Good for the Heart
The omega-3 fatty acid in fish is acknowledged to protect against cardiovascular disease by reducing blood pressure and the cholesterol and triglyceride in the blood.
Triglyceride is a form of fat and resembles LDL (bad cholesterol) which is high in fat and low in protein content. A raised triglyceride level, especially together with high cholesterol, increases the risk of heart disease. In addition, fish oils reduce life-threatening post-heart attack abnormal heart rhythms.
Fish Oil helps in preventing blood clots
Fish oils are also effective in reducing blood clotting by preventing the thrombocytes in the blood (blood platelets that concentrate the blood in the event of bleeding) from adhering to one another. Otherwise, blood thickening can lead to narrowing of the arteries. In turn, this can lead to many organs in the body-especially the heart, brain, eyes and kidneys-receiving an inadequate blood supply, function deceleration and eventually, loss of function.
For example, when an artery is totally blocked on account of clotting this can lead to heart attack, paralysis or other disorders, depending on the location of the artery.
Good for New Born Babies
Being an important component of the brain and eye, omega-3 fatty acids have been the subject of research, especially over the last 10 years, in connection with the needs of new born babies. There is a considerable body of evidence relating to the importance of omega-3 to the development of the foetus in the mother’s womb and of the new-born baby.
Omega-3 is of the greatest importance for the proper development of the brain and nerves throughout pregnancy and in early babyhood.
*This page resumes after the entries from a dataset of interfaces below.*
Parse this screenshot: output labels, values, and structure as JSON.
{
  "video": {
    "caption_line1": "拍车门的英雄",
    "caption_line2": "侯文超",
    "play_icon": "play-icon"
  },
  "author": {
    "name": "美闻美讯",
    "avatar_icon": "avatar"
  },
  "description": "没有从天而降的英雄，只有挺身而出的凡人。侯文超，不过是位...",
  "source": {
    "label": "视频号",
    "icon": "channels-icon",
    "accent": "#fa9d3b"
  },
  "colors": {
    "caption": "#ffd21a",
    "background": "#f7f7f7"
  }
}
Scientists emphasise the importance of mother’s milk since it is a natural and perfect store of omega-3.
Fights against Arthritis
The major risk in rheumatoid arthritis (a painful joint condition linked to rheumatism) is that of wearing of the joints, leading to irreparable damage. It has been proven that a diet rich in omega-3 fatty acids prevents arthritis and reduces discomfort in swollen and sensitive joints.
Benefits against Inflammatory Disorders and Strengthening of the Immune System
At the same time, omega-3 fatty acids have an anti-inflammatory (infection preventing) function. Omega-3 can therefore be employed in the following diseases:
- Rheumatoid arthritis (joint infection linked to rheumatism),
- Osteoarthritis (a form of arthritis gradually degenerating the functions of joints)
- Ulcerative colitis (ulcers linked to the inflammation of the colon), and
- Lupus (a disease which causes patches on the skin).
- It also protects myelin (the material surrounding nerve cells). It is therefore used in the treatment of
- Glaucoma (an eye disorder marked by abnormally high pressure within the eyeball that may even lead to blindness)
- Multiple sclerosis (a serious progressive disease resulting from tissue hardening in the brain and spinal cord),
- Osteoporosis (a disease leading to structural weakening in the bone structure)
- Diabetes patients.
- In addition, it is also reported to be useful in the treatment of
- Migraine patients,
- Anorexia (a possibly fatal eating disorder)
- Problems concerning skin health.
- Bilim ve Teknik Dergisi (Journal of Science and Technology), September 1998, 86.
- Holub BJ, “Fish oils and cardiovascular disease,” CMAJ 1989, 141:1063;
- Connor WE, “The importance of n-3 fatty acids in health and disease,” Am J Clin Nutr 2000; 71 (1 Suppl): 171S-5S; Angerer P, von Schacky C., “n-3 Polyunsaturated fatty acids and the cardiovascular system,” Curr Opin Lipidol 2000; 11 (1): 57-63.
- Archives of General Psychiatry, October 2002; 59: 913-919